Her cries startled me awake.
The green lights on the clock read 3:01 AM.
It’s the same time every night.
To the minute.
I don’t even need to look.
Nothing wakes a sleeping mother like the sound of her baby crying.
I fumbled for the video monitor, hit the button to see her.
She was thrashing around in her crib.
I don’t understand why she’s waking up these days.
She is excellent at putting herself to sleep.
Every night. Every nap. She goes into the crib awake and falls asleep on her own.
No sleep crutches for this baby.
And she can’t possibly be hungry. She is, by all accounts, a very chubby baby. And she nurses throughout the day.
I don’t know the reason she thinks she needs to eat every three hours.
She wasn’t doing this before.
That’s why I know she can sleep through the night.
But, for whatever reason—growth spurt or neurological development or simply her own timeline—she’s not these days.

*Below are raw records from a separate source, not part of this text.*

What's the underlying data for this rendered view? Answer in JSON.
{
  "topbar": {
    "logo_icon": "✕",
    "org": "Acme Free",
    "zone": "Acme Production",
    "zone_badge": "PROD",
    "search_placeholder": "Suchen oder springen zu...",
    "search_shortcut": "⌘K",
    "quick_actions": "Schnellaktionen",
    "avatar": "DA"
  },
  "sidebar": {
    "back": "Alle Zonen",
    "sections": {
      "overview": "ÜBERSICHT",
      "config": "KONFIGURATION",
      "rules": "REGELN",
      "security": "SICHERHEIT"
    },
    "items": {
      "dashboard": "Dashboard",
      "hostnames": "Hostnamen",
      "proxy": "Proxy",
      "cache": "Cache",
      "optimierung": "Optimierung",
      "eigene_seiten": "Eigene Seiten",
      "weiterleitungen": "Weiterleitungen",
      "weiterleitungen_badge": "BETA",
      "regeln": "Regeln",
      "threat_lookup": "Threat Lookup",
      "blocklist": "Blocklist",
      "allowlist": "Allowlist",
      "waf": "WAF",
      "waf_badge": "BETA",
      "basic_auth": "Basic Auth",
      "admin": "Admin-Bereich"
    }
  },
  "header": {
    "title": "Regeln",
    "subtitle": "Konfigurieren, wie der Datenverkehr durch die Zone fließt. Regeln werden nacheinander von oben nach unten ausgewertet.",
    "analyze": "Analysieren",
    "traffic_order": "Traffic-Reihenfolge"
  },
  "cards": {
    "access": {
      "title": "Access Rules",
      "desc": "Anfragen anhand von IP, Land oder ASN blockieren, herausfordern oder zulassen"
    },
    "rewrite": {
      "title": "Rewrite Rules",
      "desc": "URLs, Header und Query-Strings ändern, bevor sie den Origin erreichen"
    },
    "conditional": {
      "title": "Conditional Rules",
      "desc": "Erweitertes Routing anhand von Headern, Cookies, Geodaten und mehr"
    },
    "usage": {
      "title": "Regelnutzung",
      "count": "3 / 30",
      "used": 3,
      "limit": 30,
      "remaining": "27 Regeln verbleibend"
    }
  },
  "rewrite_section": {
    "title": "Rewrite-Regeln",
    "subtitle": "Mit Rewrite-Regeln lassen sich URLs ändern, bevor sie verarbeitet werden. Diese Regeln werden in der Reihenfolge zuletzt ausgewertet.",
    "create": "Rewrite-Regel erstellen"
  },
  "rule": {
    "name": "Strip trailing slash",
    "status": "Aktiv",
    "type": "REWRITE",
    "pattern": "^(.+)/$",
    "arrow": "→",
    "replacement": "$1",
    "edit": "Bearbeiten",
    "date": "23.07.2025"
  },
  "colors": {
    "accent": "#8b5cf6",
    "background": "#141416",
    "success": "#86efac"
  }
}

As I lay in bed, waiting to see if she would settle down, I was anxious.
Tired and disoriented.
Worried she would awaken her brother.
Sad. I don’t want my baby to be lonely or hungry or scared.
Chronic sleep deprivation is unlike any torture I have ever experienced.
I want to sleep.
I need to sleep.
It is central to my ability to mother my children.
To finding the patience and energy to be the mother they need.
The one they deserve.
The engaging mother. The tolerant one. The laughing one. The one who doesn’t clench her teeth over spills or use a sharp tone when a two year old stops to smell the roses.
The books say I can leave her alone.
She can fuss herself back to sleep.
And, in my desperation, I tried it.
I let her cry for what seemed like an eternity.
Sat in my bed and watched her on the monitor, sound turned down.
Agonized in the dark over her misery and my anger.
Fought the tears that threatened to flow. For both of us.
Finally, I had to acknowledge that she wasn’t calming down.
She was more distraught than before.
I nursed her and put her back down.
She peacefully drifted off on her own.
And I reached a conclusion.
For whatever reason, she isn’t ready.
She can’t do it right now.
And, at her age, I’m not willing to make her.
So, for now, we wait.
We’ll try again in a couple months.
But tonight, I suspect I’ll be getting up.
And I’ve decided that’s okay.
Choice and perspective make all the difference in parenting.
This decision—to get up with her—is mine.
I’m making it in the interest of both of us.
I know it’s coming.
I know she needs me.
I’m hoping we both get back to sleep more quickly than we did last night.
And I’m looking for other ways to get more sleep.